ACTION ITEM: Go through the records and filter out every line lacking the word "JSON"; copy the lines that remain.

__________________________________________________

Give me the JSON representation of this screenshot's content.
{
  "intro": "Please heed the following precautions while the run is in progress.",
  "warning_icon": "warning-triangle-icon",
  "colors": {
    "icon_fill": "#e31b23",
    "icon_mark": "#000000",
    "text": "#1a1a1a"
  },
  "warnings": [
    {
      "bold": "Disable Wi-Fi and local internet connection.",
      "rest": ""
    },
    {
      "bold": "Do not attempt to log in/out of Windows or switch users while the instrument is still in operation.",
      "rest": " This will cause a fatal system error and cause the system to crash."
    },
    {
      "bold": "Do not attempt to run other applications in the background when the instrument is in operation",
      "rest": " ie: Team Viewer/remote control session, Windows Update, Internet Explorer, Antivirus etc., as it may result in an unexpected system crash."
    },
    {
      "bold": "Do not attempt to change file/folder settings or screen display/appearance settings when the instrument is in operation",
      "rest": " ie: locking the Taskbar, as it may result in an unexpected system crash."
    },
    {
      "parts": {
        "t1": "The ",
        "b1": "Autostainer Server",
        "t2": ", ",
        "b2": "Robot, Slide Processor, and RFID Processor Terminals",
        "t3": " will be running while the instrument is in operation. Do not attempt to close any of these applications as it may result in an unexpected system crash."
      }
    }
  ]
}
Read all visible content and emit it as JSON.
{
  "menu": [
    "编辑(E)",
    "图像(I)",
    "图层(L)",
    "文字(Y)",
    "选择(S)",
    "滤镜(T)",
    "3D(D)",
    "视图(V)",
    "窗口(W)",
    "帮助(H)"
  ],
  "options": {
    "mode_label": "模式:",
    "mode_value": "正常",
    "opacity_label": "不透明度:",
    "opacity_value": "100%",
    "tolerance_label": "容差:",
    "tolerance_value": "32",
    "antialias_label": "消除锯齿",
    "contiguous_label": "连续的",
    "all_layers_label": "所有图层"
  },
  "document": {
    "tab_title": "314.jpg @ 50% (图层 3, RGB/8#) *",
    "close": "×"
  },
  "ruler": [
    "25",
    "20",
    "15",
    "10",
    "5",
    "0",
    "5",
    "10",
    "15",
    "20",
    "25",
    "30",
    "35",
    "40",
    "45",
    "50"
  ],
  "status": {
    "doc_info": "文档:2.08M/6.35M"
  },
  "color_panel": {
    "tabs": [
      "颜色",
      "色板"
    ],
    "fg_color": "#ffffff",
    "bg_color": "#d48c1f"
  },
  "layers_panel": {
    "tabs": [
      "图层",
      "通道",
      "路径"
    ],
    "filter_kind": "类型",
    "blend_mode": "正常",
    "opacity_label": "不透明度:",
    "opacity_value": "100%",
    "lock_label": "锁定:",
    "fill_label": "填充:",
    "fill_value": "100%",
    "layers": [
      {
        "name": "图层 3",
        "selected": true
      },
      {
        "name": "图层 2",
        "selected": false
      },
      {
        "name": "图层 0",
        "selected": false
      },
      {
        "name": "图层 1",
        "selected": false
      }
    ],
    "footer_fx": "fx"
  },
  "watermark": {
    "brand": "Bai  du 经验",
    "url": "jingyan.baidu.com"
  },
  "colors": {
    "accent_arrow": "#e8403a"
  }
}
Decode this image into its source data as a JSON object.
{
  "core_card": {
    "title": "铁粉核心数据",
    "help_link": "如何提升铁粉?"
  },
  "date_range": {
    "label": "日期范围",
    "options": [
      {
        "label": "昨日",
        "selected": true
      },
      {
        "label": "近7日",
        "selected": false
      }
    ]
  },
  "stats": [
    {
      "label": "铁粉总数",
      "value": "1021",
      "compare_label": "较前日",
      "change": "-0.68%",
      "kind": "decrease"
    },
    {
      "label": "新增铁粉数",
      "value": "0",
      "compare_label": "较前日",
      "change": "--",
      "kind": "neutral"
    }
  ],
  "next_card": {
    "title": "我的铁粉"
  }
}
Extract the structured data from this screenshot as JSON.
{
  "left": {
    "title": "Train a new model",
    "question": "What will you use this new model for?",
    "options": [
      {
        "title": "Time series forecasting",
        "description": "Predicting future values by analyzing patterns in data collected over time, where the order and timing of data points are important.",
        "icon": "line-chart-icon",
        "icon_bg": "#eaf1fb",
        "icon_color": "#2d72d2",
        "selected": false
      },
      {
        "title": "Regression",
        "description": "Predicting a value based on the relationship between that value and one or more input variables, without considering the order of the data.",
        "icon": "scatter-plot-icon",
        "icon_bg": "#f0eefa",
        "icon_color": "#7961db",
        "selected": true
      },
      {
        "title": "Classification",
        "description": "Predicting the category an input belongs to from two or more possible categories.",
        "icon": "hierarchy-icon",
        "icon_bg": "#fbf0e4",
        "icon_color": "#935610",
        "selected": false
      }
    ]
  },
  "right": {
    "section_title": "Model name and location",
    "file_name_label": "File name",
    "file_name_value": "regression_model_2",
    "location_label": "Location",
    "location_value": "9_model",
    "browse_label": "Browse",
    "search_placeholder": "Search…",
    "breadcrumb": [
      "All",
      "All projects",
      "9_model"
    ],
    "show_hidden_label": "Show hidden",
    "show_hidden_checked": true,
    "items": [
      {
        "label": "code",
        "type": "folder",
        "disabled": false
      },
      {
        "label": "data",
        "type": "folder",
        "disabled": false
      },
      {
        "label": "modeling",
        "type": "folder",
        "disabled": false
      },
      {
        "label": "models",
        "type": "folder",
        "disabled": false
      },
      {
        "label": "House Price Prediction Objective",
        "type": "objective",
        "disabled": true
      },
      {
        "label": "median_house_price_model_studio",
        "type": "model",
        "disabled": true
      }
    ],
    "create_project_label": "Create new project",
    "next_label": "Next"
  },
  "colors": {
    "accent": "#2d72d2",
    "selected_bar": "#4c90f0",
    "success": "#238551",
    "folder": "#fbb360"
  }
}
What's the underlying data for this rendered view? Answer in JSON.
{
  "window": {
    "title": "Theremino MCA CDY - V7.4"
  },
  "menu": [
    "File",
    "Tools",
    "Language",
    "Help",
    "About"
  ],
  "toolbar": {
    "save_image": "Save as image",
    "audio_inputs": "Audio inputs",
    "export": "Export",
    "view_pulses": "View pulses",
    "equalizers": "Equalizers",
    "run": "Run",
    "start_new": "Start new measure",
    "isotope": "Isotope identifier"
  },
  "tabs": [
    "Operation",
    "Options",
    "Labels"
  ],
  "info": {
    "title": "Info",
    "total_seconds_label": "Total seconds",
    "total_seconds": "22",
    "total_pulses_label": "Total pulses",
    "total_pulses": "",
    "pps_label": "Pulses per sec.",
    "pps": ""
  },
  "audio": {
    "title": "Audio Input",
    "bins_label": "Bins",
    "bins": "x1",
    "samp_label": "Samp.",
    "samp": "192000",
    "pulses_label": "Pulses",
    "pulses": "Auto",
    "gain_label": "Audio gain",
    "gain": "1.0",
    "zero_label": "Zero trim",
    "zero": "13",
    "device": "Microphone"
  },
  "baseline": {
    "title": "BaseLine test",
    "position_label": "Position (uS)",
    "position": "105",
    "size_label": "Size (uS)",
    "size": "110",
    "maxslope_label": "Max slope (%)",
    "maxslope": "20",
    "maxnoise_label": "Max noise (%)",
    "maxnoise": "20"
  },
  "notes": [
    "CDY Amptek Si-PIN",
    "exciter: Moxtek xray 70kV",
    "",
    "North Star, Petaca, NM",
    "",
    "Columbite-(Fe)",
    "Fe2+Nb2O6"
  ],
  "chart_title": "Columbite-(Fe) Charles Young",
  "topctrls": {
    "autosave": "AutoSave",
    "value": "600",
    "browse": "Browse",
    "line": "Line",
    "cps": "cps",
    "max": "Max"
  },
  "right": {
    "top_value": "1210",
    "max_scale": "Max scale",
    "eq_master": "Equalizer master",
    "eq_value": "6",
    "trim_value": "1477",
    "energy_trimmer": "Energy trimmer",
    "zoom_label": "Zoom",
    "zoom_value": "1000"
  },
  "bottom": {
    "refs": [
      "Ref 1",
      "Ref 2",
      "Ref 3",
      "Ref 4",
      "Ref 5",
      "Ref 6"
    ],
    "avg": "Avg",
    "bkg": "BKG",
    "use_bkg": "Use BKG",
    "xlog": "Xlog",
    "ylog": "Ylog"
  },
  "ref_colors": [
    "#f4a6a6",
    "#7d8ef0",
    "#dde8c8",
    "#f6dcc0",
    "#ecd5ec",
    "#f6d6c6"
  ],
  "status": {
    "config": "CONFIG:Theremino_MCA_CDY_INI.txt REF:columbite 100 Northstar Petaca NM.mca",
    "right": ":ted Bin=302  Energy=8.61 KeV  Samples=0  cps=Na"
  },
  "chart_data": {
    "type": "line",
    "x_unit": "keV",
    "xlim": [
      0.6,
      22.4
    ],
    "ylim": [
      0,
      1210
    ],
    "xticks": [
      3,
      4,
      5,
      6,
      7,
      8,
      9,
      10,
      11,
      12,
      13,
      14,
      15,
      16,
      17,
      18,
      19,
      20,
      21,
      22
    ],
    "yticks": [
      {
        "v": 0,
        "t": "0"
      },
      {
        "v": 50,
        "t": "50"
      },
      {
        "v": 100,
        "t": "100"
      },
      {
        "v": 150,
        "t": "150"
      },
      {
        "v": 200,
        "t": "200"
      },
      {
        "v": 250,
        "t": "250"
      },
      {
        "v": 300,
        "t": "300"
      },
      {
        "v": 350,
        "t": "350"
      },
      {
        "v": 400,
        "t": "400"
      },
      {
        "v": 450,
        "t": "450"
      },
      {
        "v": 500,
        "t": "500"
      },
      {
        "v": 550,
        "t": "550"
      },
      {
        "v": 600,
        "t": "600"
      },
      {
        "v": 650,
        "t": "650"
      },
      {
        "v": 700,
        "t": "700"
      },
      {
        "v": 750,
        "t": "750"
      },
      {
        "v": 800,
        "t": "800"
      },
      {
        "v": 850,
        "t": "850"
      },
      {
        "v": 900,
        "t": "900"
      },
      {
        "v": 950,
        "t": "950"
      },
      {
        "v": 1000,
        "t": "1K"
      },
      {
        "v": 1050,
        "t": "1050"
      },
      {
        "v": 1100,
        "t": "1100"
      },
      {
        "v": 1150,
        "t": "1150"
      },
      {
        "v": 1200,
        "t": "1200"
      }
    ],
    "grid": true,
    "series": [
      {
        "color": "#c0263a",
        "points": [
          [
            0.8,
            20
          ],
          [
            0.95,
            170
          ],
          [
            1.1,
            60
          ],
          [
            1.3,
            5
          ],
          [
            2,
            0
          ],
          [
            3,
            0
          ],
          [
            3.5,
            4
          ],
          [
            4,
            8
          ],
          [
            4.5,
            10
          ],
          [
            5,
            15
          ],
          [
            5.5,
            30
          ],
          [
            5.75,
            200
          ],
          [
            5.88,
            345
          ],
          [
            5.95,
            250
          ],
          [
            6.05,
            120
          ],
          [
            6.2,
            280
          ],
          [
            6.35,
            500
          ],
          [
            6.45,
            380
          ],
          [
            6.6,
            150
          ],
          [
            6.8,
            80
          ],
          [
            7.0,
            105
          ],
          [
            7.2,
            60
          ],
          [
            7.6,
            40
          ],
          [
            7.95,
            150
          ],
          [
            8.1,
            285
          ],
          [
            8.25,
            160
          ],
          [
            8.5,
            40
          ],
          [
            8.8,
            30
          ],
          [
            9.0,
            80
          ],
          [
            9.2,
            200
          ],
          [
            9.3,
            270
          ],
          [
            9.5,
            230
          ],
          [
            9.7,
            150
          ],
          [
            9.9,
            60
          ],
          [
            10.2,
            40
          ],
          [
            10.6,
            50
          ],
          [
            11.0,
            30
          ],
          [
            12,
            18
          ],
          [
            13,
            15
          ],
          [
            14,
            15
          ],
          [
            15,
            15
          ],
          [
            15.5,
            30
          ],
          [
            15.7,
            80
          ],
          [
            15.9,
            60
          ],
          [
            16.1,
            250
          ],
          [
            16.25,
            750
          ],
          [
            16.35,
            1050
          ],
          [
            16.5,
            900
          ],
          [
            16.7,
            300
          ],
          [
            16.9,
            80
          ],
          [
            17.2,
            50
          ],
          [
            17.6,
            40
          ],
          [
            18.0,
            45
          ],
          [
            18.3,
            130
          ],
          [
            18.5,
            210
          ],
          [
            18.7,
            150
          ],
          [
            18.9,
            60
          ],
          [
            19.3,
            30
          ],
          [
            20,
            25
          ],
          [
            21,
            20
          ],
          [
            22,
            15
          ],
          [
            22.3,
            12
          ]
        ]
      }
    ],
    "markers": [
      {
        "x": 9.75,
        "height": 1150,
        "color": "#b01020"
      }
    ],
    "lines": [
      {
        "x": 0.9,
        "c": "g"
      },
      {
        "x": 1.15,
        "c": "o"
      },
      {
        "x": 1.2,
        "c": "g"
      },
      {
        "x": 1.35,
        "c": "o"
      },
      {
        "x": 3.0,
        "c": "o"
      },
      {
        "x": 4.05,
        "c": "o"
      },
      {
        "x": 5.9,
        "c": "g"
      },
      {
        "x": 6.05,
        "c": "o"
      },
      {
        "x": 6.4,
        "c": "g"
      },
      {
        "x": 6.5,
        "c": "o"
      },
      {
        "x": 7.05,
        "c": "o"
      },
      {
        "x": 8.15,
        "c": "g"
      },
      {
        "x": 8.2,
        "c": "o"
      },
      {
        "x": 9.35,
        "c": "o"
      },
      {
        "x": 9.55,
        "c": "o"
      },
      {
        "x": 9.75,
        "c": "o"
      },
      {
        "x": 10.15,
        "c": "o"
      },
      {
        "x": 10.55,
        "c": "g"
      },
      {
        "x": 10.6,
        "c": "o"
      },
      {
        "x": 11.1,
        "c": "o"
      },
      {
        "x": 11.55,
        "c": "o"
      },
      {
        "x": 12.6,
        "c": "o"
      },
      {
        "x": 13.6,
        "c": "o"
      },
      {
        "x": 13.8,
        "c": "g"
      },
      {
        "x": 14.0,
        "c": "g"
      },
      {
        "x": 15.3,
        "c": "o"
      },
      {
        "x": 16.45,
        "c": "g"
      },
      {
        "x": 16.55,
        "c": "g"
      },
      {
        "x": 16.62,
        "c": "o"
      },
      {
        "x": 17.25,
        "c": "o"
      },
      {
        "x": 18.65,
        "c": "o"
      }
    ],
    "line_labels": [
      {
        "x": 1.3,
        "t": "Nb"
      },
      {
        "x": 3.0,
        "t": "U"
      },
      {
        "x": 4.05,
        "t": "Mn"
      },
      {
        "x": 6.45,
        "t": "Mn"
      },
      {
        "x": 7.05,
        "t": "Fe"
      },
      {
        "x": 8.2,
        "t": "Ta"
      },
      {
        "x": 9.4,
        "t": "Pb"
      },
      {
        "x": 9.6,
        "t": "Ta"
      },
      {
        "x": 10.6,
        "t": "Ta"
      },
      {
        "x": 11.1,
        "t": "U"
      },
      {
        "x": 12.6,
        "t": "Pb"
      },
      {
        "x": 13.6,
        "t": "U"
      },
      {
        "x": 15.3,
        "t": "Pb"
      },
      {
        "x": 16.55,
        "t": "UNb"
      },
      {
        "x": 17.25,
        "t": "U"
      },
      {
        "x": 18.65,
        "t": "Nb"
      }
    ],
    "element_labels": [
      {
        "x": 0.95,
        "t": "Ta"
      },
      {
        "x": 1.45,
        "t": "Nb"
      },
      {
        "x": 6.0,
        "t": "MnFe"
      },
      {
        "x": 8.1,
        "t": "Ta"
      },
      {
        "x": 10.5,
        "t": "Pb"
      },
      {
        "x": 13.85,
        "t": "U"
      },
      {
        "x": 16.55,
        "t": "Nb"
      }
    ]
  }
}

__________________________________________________

FINISHED TASK:
Give me the JSON representation of this screenshot's content.
Read all visible content and emit it as JSON.
Decode this image into its source data as a JSON object.
Extract the structured data from this screenshot as JSON.
What's the underlying data for this rendered view? Answer in JSON.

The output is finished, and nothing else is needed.